The Bunch court used a different standard than did Nicastro, which was comprised of a three-part test: Did the nonresident defendant purposefully avail itself of the benefits of the forum? Does the claim arise out of the defendant's forum-related activities? And is the exercise of jurisdiction reasonable? The court held that Montana could not exercise personal jurisdiction over the two manufacturers because they had neither purposefully availed themselves of Montana's benefits nor did the claim arise out of their Montana-related activities.
The plaintiff argued that one manufacturer's nationwide focus for its advertising -- along with the fact that it was foreseeable a plane would travel into other states -- justified the exercise of jurisdiction in Montana. But the Bunch court rejected the notion that jurisdiction is merely the equivalent of foreseeability. Furthermore, it rejected the argument that mere participation in a national chain of distribution could reasonably subject a defendant to personal jurisdiction, absent some other connection to the forum state.
The New Hampshire Supreme Court employed a similar test in Vermont Wholesale Building Products Inc. v. J.W. Jones Lumber Co., 914 A.2d 818 (N.H. 2006), holding that a lumber manufacturer that knew one of its customers sold flooring in Vermont was not enough to satisfy due process; without some form of purposeful intent to derive benefit out of Vermont, the fact that the defendant knew that the stream of commerce carried its products there was not enough to subject it to suit.
But one type of claim has demonstrated a propensity for courts to stretch to employ a "stream of commerce" analysis without much more: component part claims. A prime example is Ex parte DBI Inc., 23 So. 3d 635 (Ala. 2009), in which the Alabama Supreme Court exercised personal jurisdiction over a South Korean seat belt manufacturer sued by the estate of a car crash victim. The manufacturer did no business with Alabama, had no assets there and conducted no advertising there. Instead, it sold seat belts to KIA Motors Corp. in South Korea. The court held that the defendant's sale of components for inclusion in KIA cars sold in the United States met the jurisdictional standard. It observed that the manufacturer had its belts tested in the United States for compliance with federal standards; marketed them to car manufacturers as saleable in the United States; had a claims indemnification agreement with KIA; and had insurance for losses in all U.S. states. Even though none of this activity was directed at Alabama, per se, the court held that it was "purposeful availment" of the benefits of all U.S. markets, including Alabama's. Thus, jurisdiction was proper, it held.
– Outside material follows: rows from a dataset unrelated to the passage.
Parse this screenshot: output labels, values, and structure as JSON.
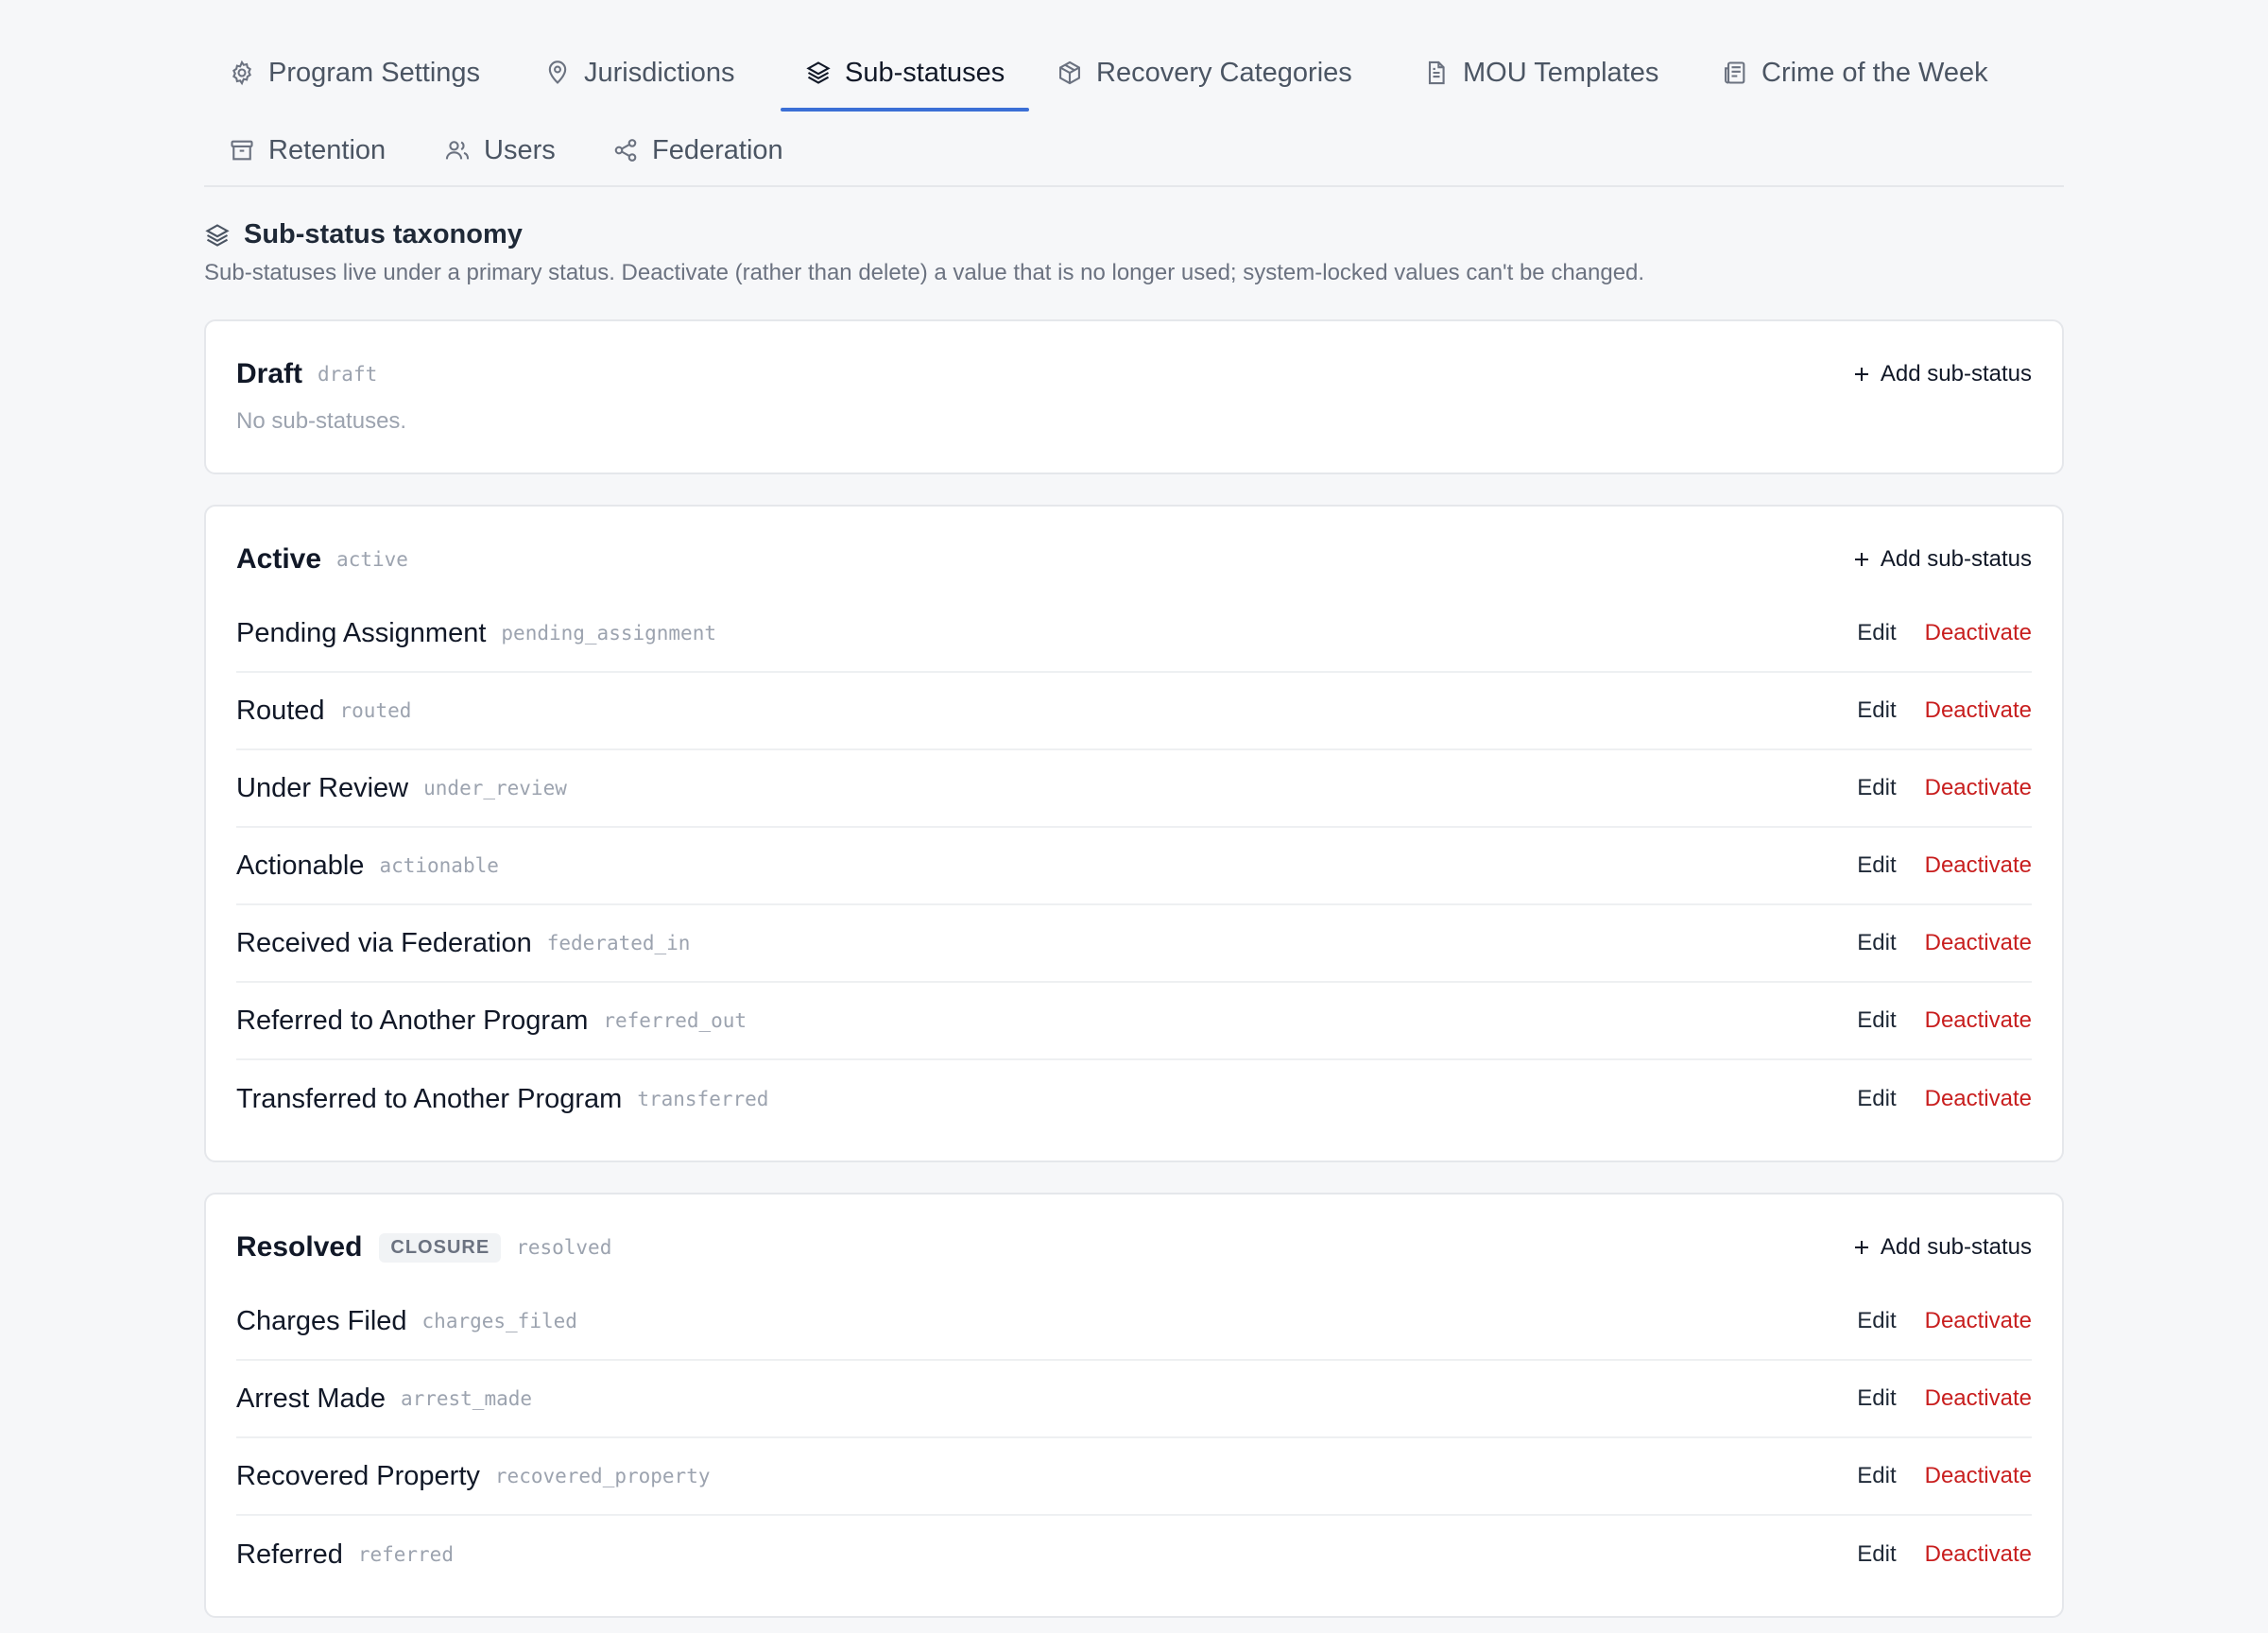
{
  "tabs": [
    {
      "label": "Program Settings",
      "icon": "gear-icon"
    },
    {
      "label": "Jurisdictions",
      "icon": "map-pin-icon"
    },
    {
      "label": "Sub-statuses",
      "icon": "layers-icon",
      "active": true
    },
    {
      "label": "Recovery Categories",
      "icon": "package-icon"
    },
    {
      "label": "MOU Templates",
      "icon": "file-text-icon"
    },
    {
      "label": "Crime of the Week",
      "icon": "newspaper-icon"
    },
    {
      "label": "Retention",
      "icon": "archive-icon"
    },
    {
      "label": "Users",
      "icon": "users-icon"
    },
    {
      "label": "Federation",
      "icon": "share-icon"
    }
  ],
  "section": {
    "title": "Sub-status taxonomy",
    "description": "Sub-statuses live under a primary status. Deactivate (rather than delete) a value that is no longer used; system-locked values can't be changed."
  },
  "labels": {
    "add": "Add sub-status",
    "edit": "Edit",
    "deactivate": "Deactivate",
    "empty": "No sub-statuses."
  },
  "groups": [
    {
      "name": "Draft",
      "code": "draft",
      "badge": "",
      "items": []
    },
    {
      "name": "Active",
      "code": "active",
      "badge": "",
      "items": [
        {
          "name": "Pending Assignment",
          "code": "pending_assignment"
        },
        {
          "name": "Routed",
          "code": "routed"
        },
        {
          "name": "Under Review",
          "code": "under_review"
        },
        {
          "name": "Actionable",
          "code": "actionable"
        },
        {
          "name": "Received via Federation",
          "code": "federated_in"
        },
        {
          "name": "Referred to Another Program",
          "code": "referred_out"
        },
        {
          "name": "Transferred to Another Program",
          "code": "transferred"
        }
      ]
    },
    {
      "name": "Resolved",
      "code": "resolved",
      "badge": "CLOSURE",
      "items": [
        {
          "name": "Charges Filed",
          "code": "charges_filed"
        },
        {
          "name": "Arrest Made",
          "code": "arrest_made"
        },
        {
          "name": "Recovered Property",
          "code": "recovered_property"
        },
        {
          "name": "Referred",
          "code": "referred"
        }
      ]
    }
  ],
  "colors": {
    "accent": "#3b6fd6",
    "danger": "#c81e1e"
  }
}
Until the U.S. Supreme Court sets a clear standard for personal jurisdiction in such cases, we will continue to see the tension between cases like Nicastro and DBI, on the one hand, and Bunch and Vermont Wholesale on the other.
J. Russell Jackson is a partner at New York's Skadden, Arps, Slate, Meagher & Flom and hosts a blog at www.consumerclassactionsmasstorts.com. Adam C. Tubbs, an associate at the firm, helped draft this column.